Harper hit 13 home runs in the first round, eliminating Freddie Freeman and advancing to the semifinals. In the semis, Harper topped Max Muncy 13-12 to advance to the finals. On Schwarber’s side of the bracket, he bested Alex Bregman 16-15, then defeated Rhys Hoskins 21-20.

Harper is the first member of the Nationals (or Expos) to win the Home Run Derby. Harper participated in the 2013 Derby but finished in second place behind Yoenis Céspedes.
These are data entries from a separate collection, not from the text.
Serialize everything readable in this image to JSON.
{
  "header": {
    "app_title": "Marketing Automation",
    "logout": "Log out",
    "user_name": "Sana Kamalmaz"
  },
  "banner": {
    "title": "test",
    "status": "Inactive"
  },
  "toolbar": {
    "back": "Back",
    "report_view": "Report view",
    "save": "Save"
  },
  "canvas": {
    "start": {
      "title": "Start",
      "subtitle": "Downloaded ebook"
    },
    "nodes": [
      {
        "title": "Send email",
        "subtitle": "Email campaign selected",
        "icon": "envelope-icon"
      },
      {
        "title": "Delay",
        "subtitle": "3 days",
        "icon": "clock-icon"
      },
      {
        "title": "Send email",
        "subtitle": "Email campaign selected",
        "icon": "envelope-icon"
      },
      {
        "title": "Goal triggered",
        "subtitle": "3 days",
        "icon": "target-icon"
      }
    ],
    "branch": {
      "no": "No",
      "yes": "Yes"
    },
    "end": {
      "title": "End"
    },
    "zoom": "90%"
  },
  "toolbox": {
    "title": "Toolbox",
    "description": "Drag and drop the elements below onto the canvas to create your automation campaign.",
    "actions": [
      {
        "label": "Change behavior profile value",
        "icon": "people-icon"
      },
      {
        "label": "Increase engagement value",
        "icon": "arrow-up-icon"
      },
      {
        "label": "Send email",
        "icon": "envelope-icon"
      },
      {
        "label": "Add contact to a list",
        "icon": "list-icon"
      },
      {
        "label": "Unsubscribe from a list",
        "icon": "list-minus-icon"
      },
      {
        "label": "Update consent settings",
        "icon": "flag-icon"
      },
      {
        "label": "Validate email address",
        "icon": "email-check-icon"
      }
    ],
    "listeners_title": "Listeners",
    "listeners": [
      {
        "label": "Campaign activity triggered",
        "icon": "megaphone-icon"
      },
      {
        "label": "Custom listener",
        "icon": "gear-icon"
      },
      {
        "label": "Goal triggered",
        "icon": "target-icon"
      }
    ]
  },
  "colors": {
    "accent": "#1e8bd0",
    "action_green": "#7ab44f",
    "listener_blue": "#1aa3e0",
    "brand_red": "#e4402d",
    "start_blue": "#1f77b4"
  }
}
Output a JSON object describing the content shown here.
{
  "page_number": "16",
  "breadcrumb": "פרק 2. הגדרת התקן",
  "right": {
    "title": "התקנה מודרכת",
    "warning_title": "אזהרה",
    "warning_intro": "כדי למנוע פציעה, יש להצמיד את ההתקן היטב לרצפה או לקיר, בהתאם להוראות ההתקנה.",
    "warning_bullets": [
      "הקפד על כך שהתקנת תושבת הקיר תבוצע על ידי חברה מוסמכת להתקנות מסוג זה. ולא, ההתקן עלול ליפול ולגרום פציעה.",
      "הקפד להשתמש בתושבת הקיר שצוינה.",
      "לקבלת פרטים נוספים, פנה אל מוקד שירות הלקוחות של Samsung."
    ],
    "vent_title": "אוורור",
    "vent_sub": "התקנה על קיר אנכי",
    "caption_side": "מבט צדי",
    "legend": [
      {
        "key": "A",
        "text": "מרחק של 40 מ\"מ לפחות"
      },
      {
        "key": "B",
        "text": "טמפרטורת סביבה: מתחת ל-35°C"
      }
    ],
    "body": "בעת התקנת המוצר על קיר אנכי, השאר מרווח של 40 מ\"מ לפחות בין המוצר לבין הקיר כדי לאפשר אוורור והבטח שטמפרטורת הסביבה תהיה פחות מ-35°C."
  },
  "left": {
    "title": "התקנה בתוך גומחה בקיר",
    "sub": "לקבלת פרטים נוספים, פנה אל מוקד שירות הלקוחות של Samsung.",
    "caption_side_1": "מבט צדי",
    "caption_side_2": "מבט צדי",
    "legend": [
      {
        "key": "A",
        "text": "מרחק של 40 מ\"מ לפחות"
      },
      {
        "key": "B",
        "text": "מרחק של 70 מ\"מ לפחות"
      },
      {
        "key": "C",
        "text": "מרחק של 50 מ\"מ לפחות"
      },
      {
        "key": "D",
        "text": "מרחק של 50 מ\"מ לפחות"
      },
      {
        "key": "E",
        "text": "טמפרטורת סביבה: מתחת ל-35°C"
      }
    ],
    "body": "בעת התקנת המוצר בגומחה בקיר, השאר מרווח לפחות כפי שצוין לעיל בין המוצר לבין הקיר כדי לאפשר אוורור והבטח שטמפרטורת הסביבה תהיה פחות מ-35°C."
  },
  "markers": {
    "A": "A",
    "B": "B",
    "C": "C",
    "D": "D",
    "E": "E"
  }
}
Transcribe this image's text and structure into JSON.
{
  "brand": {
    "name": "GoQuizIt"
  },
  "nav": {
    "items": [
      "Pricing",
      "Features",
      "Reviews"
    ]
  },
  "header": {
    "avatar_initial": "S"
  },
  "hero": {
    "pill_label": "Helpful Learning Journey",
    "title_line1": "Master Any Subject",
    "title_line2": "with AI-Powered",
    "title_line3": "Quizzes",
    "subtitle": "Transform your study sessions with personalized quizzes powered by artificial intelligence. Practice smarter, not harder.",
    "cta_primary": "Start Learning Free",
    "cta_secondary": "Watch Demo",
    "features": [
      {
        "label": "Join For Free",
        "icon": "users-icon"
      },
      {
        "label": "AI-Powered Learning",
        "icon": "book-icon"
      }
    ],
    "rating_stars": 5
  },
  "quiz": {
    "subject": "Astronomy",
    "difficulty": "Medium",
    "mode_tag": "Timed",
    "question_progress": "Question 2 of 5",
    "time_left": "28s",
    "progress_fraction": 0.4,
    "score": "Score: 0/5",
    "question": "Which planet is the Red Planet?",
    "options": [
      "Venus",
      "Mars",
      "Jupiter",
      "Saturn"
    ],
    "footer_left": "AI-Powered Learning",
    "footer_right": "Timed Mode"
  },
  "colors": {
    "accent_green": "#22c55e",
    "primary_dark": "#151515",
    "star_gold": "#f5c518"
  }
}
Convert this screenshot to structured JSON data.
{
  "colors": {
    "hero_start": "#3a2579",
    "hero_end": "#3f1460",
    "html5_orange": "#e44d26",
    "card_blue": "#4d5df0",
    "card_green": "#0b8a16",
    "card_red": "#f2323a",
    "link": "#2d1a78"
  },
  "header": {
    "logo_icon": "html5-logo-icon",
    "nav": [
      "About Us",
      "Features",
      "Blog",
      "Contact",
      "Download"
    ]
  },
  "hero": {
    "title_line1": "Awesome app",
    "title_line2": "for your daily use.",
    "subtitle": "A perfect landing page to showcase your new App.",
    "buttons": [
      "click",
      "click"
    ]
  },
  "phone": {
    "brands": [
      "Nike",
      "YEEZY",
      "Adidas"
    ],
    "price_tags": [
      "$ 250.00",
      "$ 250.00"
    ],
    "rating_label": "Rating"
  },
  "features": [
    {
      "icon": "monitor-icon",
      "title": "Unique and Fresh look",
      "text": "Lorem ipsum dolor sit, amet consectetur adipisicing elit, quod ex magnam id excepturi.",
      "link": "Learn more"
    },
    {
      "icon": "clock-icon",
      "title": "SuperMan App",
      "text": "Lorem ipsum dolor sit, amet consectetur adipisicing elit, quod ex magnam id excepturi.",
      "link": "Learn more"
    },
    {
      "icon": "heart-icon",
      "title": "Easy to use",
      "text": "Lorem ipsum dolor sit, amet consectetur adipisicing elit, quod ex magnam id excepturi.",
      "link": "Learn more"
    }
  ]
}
Harper is also the first left-handed hitter to win the Derby since Prince Fielder in 2012. The only players to win the Derby in their home park are Todd Frazier in 2015 and Ryne Sandberg in 1990.

As a spectator, the 2018 Home Run Derby was tons of fun. The four-minute clock adds a lot of tension and intrigue even to the initial rounds. Seeing teammates cheer and get excited for their teammates in the Derby is really fun. Of course, watching dinger after dinger is cool, too. Can’t wait for next year.